• **ASSIGNED TASK**:
Please read the records below and return each line holding the string "accent".

• **PROVIDED MATERIAL**:
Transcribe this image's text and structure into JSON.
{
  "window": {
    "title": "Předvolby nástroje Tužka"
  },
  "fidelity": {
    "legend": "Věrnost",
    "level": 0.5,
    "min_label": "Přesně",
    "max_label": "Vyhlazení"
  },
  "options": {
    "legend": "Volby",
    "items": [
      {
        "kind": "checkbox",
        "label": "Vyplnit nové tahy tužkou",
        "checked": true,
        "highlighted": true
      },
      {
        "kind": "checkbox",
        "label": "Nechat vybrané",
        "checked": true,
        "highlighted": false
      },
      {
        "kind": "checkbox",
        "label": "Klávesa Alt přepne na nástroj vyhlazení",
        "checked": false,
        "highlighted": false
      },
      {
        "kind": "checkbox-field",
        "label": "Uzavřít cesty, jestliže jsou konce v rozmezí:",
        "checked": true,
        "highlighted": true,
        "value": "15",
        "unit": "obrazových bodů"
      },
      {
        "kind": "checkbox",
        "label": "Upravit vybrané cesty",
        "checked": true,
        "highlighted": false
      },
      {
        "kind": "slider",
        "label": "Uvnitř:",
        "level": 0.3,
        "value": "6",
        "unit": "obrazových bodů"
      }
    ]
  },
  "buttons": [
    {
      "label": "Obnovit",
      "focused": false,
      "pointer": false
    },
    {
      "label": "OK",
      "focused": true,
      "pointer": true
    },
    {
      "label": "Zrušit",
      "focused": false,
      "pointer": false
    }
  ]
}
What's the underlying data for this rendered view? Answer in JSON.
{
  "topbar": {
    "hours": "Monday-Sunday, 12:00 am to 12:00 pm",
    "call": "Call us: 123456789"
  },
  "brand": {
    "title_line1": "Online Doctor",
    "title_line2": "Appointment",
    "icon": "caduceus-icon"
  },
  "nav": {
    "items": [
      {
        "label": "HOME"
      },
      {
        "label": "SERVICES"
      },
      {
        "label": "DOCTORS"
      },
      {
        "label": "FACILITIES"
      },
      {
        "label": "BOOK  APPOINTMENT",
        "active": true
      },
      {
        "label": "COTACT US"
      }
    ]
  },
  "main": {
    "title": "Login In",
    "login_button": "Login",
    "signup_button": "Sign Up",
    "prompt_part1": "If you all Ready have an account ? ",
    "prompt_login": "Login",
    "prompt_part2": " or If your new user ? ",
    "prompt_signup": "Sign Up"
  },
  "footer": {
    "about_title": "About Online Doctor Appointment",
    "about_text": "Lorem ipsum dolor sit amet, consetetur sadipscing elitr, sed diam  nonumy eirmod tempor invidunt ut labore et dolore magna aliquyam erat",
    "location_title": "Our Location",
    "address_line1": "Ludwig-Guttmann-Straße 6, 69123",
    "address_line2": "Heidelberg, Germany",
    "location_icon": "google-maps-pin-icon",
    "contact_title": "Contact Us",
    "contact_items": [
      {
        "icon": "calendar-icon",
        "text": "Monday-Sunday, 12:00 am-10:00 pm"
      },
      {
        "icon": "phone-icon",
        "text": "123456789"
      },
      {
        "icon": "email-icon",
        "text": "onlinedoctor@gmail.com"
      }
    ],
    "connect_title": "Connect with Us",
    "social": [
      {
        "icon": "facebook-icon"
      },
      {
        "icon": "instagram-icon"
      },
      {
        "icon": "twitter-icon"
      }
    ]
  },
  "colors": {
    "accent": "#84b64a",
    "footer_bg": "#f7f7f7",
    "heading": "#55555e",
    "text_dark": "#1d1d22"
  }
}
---
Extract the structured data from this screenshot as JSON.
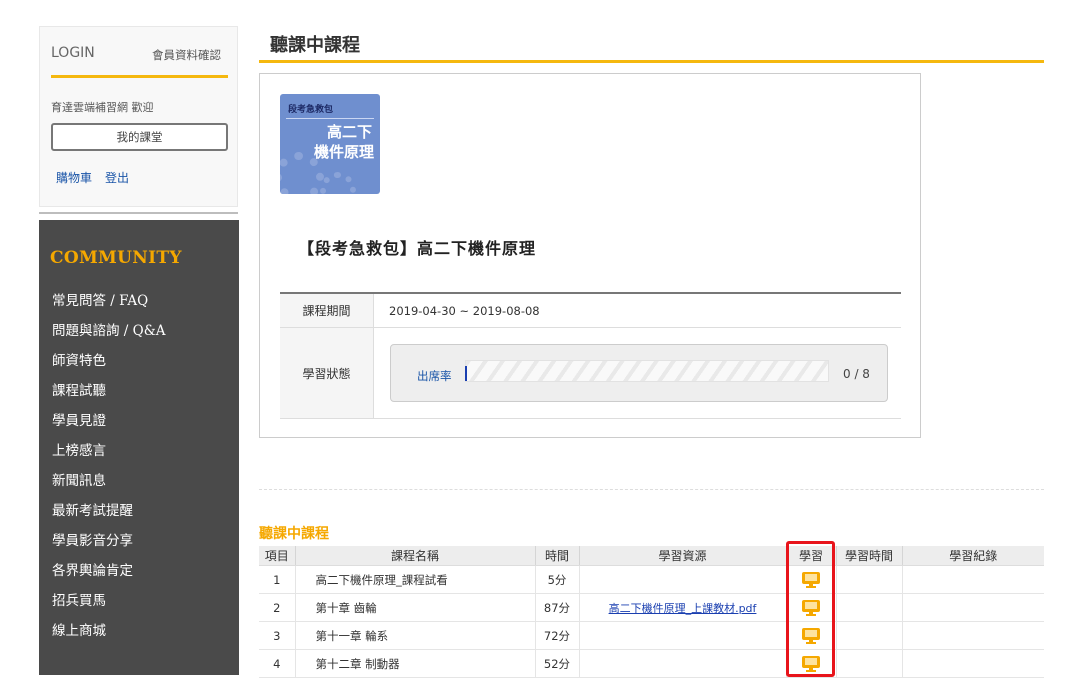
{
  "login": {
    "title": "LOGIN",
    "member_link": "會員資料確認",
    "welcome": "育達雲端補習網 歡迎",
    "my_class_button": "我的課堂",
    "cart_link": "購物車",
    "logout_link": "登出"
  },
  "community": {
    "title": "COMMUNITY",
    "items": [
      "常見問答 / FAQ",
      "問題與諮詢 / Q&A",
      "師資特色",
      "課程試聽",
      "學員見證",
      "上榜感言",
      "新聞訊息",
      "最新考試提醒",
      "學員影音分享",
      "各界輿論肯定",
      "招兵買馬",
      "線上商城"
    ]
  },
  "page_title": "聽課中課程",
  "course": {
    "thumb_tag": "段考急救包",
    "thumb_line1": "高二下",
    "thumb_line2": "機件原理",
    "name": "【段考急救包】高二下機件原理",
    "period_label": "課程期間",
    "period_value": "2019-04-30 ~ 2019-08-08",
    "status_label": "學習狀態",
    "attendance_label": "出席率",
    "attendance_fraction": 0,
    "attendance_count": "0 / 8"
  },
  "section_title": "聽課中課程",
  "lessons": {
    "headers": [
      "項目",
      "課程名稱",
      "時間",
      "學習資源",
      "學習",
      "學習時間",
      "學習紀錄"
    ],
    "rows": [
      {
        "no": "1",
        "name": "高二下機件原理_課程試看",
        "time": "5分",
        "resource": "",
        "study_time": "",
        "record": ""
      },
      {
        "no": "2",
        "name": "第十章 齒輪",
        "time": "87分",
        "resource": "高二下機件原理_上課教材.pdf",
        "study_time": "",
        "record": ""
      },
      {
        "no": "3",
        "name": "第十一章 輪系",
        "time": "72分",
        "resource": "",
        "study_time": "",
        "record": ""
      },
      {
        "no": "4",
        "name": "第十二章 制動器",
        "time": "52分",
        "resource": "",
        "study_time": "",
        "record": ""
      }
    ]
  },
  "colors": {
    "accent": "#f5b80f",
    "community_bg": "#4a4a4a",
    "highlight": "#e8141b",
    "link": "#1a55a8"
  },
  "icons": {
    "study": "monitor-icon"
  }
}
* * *
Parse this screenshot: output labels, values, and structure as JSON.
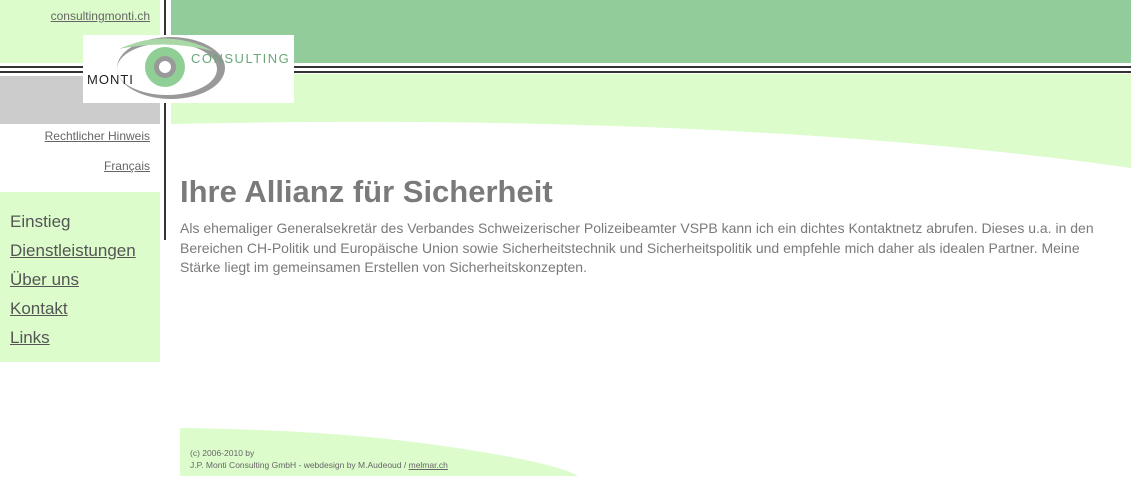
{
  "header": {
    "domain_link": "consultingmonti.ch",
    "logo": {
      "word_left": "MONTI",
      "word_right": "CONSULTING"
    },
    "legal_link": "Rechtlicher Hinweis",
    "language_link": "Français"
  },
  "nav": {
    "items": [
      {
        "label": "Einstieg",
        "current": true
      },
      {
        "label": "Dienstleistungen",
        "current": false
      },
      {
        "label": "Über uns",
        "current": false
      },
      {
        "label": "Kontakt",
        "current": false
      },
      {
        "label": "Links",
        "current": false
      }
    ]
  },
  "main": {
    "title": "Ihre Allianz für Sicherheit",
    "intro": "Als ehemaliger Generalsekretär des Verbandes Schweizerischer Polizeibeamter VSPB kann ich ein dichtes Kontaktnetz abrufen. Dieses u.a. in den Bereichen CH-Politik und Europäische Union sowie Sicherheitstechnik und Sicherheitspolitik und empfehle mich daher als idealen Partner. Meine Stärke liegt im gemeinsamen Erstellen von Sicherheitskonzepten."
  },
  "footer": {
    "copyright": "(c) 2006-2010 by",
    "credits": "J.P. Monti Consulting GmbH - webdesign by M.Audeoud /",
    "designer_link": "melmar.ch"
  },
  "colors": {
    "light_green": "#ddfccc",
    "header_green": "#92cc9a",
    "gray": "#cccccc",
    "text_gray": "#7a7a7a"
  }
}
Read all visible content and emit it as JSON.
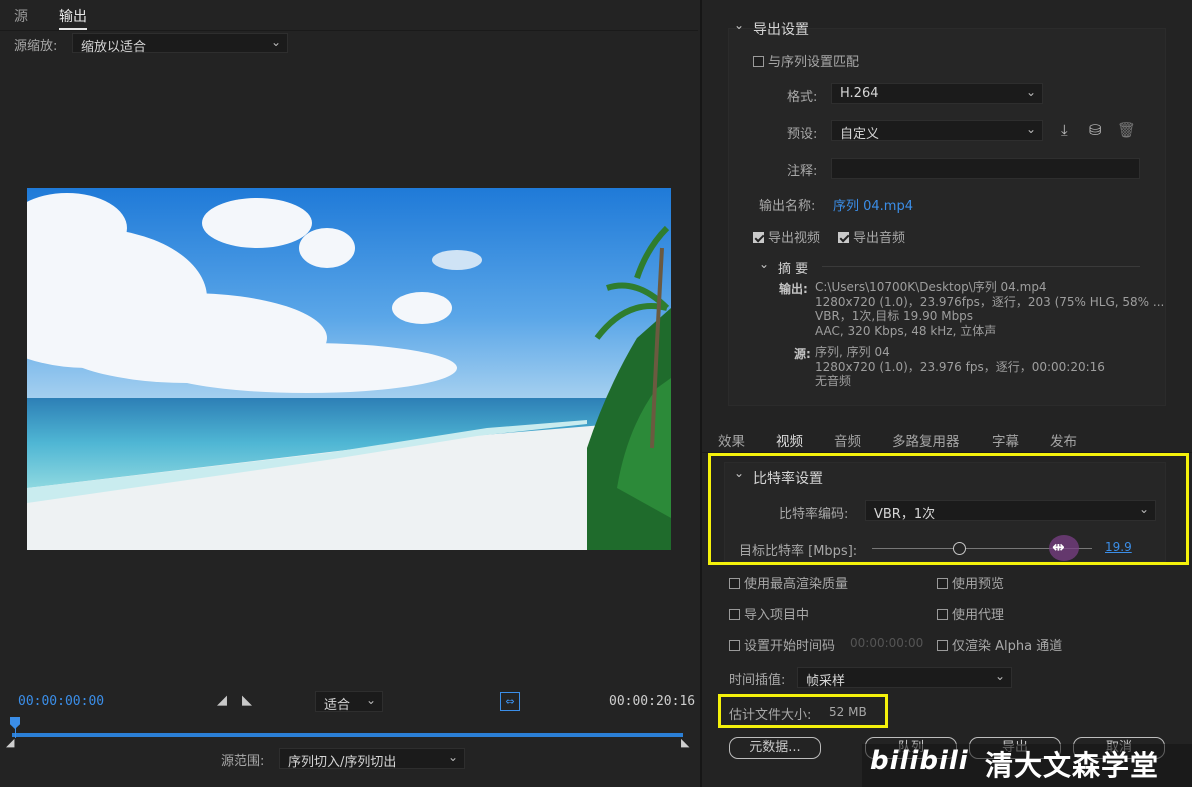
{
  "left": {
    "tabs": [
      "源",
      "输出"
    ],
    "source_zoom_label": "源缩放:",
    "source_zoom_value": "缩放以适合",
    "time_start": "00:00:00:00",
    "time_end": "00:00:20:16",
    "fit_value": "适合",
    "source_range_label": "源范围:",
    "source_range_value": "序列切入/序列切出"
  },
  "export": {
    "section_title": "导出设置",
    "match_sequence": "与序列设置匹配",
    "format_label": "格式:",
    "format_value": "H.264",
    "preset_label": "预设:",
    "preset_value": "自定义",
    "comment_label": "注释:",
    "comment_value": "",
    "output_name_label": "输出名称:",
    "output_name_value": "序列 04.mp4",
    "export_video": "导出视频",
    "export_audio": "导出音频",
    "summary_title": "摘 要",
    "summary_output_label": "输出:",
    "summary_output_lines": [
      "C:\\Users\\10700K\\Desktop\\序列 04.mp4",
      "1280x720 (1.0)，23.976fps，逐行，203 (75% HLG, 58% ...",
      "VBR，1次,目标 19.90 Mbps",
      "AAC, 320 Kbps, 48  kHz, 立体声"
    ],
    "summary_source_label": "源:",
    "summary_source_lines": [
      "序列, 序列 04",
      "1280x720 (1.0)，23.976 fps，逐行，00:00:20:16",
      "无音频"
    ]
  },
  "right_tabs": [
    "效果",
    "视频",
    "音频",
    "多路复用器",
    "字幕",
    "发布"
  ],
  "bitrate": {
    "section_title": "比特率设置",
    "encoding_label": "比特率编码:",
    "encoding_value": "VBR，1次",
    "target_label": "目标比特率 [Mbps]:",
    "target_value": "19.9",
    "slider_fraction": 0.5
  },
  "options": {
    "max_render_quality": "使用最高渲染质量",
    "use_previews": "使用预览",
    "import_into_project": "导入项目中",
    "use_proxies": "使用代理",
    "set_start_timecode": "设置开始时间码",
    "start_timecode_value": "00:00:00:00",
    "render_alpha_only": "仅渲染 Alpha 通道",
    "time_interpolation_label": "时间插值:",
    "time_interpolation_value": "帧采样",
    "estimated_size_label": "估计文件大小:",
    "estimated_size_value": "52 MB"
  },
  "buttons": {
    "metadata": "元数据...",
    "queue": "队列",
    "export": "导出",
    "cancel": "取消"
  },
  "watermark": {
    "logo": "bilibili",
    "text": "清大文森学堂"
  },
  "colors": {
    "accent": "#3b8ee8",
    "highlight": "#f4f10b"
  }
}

• **TASK RESULT**:
    "accent": "#84b64a",
    "accent": "#f5b80f",
    "accent": "#3b8ee8",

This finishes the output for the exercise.